EXERCISE –
Copy every record exactly, leaving the pictures out.

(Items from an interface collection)
++++++++

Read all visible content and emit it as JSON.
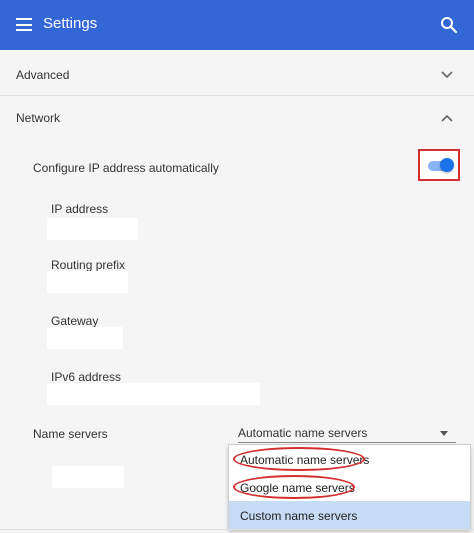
{
  "header": {
    "title": "Settings",
    "menu_icon": "hamburger-menu-icon",
    "search_icon": "search-icon",
    "color": "#3367d6"
  },
  "sections": {
    "advanced": {
      "label": "Advanced",
      "icon": "chevron-down-icon"
    },
    "network": {
      "label": "Network",
      "icon": "chevron-up-icon"
    }
  },
  "network": {
    "auto_ip": {
      "label": "Configure IP address automatically",
      "enabled": true
    },
    "fields": [
      {
        "label": "IP address",
        "value": ""
      },
      {
        "label": "Routing prefix",
        "value": ""
      },
      {
        "label": "Gateway",
        "value": ""
      },
      {
        "label": "IPv6 address",
        "value": ""
      }
    ],
    "name_servers": {
      "label": "Name servers",
      "selected": "Automatic name servers",
      "options": [
        "Automatic name servers",
        "Google name servers",
        "Custom name servers"
      ],
      "highlighted_option": "Custom name servers"
    }
  },
  "colors": {
    "accent": "#1a73e8",
    "annotation": "#d32f2f",
    "highlight": "#c6dcf5"
  }
}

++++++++

EXERCISE RESULT –
Read all visible content and emit it as JSON.
{
  "header": {
    "title": "Settings",
    "menu_icon": "hamburger-menu-icon",
    "search_icon": "search-icon",
    "color": "#3367d6"
  },
  "sections": {
    "advanced": {
      "label": "Advanced",
      "icon": "chevron-down-icon"
    },
    "network": {
      "label": "Network",
      "icon": "chevron-up-icon"
    }
  },
  "network": {
    "auto_ip": {
      "label": "Configure IP address automatically",
      "enabled": true
    },
    "fields": [
      {
        "label": "IP address",
        "value": ""
      },
      {
        "label": "Routing prefix",
        "value": ""
      },
      {
        "label": "Gateway",
        "value": ""
      },
      {
        "label": "IPv6 address",
        "value": ""
      }
    ],
    "name_servers": {
      "label": "Name servers",
      "selected": "Automatic name servers",
      "options": [
        "Automatic name servers",
        "Google name servers",
        "Custom name servers"
      ],
      "highlighted_option": "Custom name servers"
    }
  },
  "colors": {
    "accent": "#1a73e8",
    "annotation": "#d32f2f",
    "highlight": "#c6dcf5"
  }
}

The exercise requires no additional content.